Thursday, September 20, 2018

D'Stort D'Newsa: The Puerilizing of Political Discourse

Used this picture a couple of years ago.

Alice B. Lloyd writing for The Weekly Standard explains why former young conservative firebrand intellectual Dinesh D'Souza has turned into old conservative mendacious toad D'Vorce D'Spousa (thanks Tengrain!). Follow the money!
He doesn’t whisper when he cops to the mercenary nature of his support for Trump.  Back during the 2016 primaries, he and his second wife, Debbie, a Republican activist, favored Ted Cruz, whose father married them that year. (They met on Twitter in 2014: She DM’d him clips of Bill Ayers, and he asked her for help getting his movies screened in Texas public schools.) D’Souza prefers to avoid publicly backing any candidate and to keep his focus on antagonizing the other side. “I was making a movie on Hillary, right? And I thought, I’m not going to get into an internecine Republican debate.” But Hillary’s America did only $13.1 million at the box office where 2016: Obama’s America had managed $33.4 million in 2012. D’Souza saw the writing on the wall. “I completely jumped on the Trump bandwagon after he was the nominee,” he says. It was a solid business play: The Big Lie was a big bestseller. 
Money, and influence! He thought he'd have more of an impact if he focused on influencing people who don't have enough information to argue with him:
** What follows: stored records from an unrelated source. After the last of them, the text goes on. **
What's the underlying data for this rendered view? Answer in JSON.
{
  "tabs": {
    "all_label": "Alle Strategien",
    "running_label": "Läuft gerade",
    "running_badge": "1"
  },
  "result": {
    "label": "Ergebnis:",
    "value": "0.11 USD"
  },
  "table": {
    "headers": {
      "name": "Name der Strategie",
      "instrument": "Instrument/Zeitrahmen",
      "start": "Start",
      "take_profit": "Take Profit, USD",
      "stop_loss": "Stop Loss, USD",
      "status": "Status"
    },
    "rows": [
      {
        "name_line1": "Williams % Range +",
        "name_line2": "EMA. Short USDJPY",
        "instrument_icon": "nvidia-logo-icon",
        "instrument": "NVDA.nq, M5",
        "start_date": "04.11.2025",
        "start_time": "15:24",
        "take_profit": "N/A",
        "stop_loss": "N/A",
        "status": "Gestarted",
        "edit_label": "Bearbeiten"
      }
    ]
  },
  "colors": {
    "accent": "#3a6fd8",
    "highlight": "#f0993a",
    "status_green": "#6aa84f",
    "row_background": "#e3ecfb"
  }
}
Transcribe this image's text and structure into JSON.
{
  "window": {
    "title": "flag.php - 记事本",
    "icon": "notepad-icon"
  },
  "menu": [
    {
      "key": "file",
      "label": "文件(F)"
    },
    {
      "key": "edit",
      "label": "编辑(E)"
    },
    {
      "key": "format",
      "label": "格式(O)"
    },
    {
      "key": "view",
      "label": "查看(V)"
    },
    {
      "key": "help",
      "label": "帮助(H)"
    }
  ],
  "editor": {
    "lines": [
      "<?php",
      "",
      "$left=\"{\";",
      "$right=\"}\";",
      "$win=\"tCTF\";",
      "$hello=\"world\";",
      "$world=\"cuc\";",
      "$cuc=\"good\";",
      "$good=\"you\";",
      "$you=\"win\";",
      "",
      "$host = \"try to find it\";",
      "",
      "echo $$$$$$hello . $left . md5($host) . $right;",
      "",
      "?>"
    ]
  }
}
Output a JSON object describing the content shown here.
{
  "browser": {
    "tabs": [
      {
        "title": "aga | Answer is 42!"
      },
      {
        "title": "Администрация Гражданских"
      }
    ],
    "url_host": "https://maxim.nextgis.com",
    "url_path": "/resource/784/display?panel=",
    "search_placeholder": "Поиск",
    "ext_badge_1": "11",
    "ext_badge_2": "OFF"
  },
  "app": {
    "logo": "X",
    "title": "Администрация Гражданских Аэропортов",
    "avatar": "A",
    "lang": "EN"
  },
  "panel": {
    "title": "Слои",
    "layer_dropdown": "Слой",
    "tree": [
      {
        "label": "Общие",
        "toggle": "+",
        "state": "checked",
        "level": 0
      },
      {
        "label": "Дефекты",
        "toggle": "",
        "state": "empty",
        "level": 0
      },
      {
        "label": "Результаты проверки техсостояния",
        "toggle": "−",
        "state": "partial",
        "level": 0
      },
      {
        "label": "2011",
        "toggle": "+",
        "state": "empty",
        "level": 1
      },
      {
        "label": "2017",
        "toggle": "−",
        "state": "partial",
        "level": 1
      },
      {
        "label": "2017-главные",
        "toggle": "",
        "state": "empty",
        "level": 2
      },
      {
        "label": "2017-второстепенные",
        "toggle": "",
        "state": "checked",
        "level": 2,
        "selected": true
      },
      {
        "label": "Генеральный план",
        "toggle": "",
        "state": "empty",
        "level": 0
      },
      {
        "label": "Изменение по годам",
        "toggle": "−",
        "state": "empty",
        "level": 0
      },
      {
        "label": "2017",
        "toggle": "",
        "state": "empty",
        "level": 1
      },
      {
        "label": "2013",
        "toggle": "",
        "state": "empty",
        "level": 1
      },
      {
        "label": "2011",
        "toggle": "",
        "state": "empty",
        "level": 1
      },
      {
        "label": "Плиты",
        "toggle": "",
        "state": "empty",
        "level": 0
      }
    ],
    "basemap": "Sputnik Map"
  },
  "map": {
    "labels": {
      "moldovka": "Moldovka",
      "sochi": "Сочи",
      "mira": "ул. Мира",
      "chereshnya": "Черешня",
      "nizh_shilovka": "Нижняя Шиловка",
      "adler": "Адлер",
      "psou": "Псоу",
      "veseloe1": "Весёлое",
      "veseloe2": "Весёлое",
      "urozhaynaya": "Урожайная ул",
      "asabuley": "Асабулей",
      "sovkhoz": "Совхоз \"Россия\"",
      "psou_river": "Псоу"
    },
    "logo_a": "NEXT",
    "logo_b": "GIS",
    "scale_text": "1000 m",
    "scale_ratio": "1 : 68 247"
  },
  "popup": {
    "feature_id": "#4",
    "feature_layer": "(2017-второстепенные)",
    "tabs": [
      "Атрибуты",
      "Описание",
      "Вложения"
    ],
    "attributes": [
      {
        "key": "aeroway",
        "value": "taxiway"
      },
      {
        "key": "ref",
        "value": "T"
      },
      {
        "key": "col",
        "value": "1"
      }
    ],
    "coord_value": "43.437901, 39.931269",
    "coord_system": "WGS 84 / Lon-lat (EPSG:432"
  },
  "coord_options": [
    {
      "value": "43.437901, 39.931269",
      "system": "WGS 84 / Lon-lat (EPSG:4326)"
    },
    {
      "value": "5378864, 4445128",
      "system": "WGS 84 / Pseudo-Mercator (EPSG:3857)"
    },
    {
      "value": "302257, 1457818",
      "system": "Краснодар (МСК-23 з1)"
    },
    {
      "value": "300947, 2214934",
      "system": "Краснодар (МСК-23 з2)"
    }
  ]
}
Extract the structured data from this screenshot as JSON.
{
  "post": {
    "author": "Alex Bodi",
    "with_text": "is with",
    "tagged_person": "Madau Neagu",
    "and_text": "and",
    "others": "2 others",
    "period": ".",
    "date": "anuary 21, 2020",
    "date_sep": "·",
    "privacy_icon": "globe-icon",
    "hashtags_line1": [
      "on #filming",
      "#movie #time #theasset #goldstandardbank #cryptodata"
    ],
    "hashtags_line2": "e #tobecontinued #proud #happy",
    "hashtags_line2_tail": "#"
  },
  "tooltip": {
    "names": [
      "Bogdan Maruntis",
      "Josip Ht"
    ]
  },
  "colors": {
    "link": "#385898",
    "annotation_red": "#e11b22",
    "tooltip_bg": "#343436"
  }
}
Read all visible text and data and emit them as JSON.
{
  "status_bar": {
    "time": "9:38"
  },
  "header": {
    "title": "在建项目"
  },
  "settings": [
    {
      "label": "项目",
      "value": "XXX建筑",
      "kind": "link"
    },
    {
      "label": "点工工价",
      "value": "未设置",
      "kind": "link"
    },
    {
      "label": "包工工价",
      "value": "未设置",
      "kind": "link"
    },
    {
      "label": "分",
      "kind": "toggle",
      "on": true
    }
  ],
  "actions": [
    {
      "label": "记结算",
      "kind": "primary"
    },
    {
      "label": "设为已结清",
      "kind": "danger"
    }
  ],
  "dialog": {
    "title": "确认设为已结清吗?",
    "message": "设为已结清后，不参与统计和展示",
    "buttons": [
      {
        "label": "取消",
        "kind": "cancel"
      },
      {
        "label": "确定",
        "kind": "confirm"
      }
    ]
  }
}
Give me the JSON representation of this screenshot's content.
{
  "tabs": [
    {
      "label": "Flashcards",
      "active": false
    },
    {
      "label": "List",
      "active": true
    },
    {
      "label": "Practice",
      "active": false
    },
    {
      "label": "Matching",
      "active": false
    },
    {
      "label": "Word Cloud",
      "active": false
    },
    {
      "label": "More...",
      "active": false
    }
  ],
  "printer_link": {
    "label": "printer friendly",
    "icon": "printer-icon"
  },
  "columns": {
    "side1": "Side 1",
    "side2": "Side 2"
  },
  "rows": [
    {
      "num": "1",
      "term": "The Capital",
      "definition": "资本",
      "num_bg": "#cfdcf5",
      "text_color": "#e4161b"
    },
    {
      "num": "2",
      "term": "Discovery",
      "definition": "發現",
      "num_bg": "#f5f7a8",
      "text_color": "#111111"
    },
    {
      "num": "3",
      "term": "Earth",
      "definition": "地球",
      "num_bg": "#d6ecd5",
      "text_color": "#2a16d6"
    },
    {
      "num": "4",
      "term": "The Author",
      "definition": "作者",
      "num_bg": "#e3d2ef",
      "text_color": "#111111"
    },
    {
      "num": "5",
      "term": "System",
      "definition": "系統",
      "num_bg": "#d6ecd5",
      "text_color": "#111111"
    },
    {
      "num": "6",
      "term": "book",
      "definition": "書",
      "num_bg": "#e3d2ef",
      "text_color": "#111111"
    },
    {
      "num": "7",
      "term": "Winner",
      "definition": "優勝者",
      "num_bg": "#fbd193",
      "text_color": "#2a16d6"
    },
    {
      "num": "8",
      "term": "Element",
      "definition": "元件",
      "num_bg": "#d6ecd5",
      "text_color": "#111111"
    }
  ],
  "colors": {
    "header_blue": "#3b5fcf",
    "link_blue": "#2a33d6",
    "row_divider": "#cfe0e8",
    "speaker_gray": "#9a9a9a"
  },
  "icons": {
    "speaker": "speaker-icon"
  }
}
Wednesday, September 19, 2018


The thing is, they may well believe it themselves.

A good con man always believes the spiel, at some level, as in the thing I wanted to talk about, the plan Trump announced Monday for declassifying a host of Mueller-relevant documents, where I think they've really gaslit not just their followers but themselves—Nunes and Gaetz and Trump himself in particular. Once again, as with the Glenn Simpson testimony and the Peter Strzok testimony and the first unveiling of the Carter Page FISC application, they're going to open up a box without knowing what's in it, because they've gone and persuaded themselves, for at least the fourth, fifth, and six times during this circus, that they do know.

I'll tell you what's in pages 10-12 and 17-34 of the application for the third renewal of the FISA surveillance order on Trump's former "foreign policy" "adviser"  Carter Page, Ph.D., dated June 2017 (starting on p. 392 of the application as published in July), as demanded in Trump's order, if you want.